“Heish, the situation is bad.” It’s also used socially when people are describing something phenomenal, as in: “Heish, that babe is hot!” I am unreliably informed that it is actually a bastardisation of the Korean word, aish, meaning “oh no!” or, as the urban dictionary put it, “ah cr*p!”
But by far the best and most effective use of this new expression is when it is used as an interjection, all on its own, as in “Heish!” In such instances the exclamation mark is mandatory! Which brings me to the point of this piece; the sex in the The Standard. I wonder whether I was the only person going “Heish!” over that particular edition.
The front page story had me texting friends and colleagues near and far. I wanted us all to ask ourselves some uncomfortable questions about media, politics, power and pain. But the biggest question I had was: Who is the custodian of a girl child’s dignity?
The comment on the same story published in a later section of the paper noted that, “it is every decent newspaper’s calling to protect the weak from the powerful” and I wondered how successfully our media does this.
I debated the issues with colleagues via phone and text throughout the day, and when the day ended I was still bereft.
A few pages down the line we then had Home Affairs co-minister Theresa Makone’s exposé on the prevalence of sexual abuse in the police force.
Although we were spared the more graphic details, the minister was quoted referring to “piles and piles of letters with sexual harassment complaints”. Piles and piles, madoda? Heish!
The editor did us proud with his intelligent and amusing piece on November madness which touched on various allegations concerning our Prime Minister’s love/sex life.
I have to admit that I did have a little giggle at Priscilla Misihairambwi-Mushonga’s opinion piece on sex strikes. As she quite righty states, this has become a powerful weapon that citizens can use to bring about social change. It is a form of resistance that has achieved results in countries such as Colombia, Kenya, Liberia and the Phillipines. But would it work in Zimbabwe? Well — there is a question.
A couple of days ago I shared a table with 19 other women over lunch. When I mentioned the issue of sex strikes one woman said: “But wont that be a licence for our men to get it elsewhere?”

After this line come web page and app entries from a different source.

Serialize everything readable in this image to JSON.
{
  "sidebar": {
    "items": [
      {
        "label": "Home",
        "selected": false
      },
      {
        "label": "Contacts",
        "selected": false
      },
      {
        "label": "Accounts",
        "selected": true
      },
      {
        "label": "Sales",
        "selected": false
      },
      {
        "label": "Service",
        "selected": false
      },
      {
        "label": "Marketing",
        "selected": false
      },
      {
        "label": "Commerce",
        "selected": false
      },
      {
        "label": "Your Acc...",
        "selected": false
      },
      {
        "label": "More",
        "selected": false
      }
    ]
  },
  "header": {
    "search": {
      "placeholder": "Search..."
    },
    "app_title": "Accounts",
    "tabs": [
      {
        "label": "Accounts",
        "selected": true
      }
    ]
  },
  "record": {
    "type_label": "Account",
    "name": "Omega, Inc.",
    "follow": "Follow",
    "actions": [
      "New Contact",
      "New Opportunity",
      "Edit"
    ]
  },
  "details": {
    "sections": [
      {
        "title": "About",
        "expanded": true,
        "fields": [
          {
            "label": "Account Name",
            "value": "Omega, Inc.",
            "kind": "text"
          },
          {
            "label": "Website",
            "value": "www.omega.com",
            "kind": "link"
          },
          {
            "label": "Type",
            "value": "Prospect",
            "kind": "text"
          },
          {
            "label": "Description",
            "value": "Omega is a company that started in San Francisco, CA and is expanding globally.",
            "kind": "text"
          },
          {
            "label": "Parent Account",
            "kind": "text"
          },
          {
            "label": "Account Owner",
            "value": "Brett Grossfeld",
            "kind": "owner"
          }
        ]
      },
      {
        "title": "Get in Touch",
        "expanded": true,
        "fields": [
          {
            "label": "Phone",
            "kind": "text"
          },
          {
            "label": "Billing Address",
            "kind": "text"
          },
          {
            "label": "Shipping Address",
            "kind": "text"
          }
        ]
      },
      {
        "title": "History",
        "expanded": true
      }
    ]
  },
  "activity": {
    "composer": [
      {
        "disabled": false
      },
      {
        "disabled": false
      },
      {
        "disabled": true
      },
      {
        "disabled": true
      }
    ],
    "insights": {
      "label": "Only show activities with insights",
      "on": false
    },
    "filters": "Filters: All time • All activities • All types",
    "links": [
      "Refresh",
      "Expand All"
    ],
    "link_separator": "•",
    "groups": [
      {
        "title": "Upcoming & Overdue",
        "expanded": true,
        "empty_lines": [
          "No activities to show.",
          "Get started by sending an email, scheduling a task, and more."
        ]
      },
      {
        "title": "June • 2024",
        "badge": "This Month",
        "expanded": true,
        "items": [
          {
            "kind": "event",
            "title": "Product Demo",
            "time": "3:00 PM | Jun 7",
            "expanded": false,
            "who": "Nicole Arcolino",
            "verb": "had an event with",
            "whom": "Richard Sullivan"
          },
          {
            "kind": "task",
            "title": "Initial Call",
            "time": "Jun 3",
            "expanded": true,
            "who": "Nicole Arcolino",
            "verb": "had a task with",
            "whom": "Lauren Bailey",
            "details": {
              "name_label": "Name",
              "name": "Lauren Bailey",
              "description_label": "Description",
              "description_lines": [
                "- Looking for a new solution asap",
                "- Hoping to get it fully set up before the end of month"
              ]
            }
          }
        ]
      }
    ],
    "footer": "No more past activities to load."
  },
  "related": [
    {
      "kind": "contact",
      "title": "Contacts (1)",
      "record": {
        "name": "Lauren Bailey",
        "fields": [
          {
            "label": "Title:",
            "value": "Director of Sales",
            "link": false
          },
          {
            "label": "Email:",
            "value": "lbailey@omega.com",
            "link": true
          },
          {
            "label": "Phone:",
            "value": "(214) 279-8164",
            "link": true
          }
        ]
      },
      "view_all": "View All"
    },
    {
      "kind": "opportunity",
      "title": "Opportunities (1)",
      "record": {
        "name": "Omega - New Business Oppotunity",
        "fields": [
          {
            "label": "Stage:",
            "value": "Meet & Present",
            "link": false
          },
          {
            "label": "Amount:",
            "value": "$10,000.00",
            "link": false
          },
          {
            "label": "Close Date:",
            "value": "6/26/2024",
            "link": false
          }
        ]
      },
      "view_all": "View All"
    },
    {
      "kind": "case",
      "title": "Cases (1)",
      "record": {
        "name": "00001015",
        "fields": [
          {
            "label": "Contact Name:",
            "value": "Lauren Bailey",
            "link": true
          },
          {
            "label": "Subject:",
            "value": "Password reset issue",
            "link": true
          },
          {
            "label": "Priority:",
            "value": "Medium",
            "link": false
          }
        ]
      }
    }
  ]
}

Another laughingly wondered whether her man would even notice that she was on strike. And someone suggested that perhaps our women simply had appetites that were too healthy to be deprived!
All in all, I have to admit that none of us spoke about it very seriously as a means of achieving real and lasting change.
But reality seldom bites in daylight hours over a meal shared with friends and comrades. Reality (a little like love actually) tends to come softly and quietly. In the dark hours when there is no one to face but ourselves, reality asks the tough questions. And so when I got home that evening I asked myself why we as Zimbabwean women couldn’t take this idea seriously?
Is there something wrong with the idea, or is it just us?
Are we really so insecure about our relationships that we feel compelled to deliver sex on demand to the men in our lives, for fear of losing them to the competition?
How balanced are the power issues in our relationships if this is the case? And about that competition, are they not also women and should they not also be supporting the cause? Where is the unity among sisters?
As for the ladies with appetites that won’t allow for a sex strike I would say, do it for your country girls, do it for progress, do it for the future. If we can’t control ourselves for such noble causes, then when will we ever control ourselves?
And finally for those whose men won’t notice that there is a strike, all I can say is — heish, sorry for that!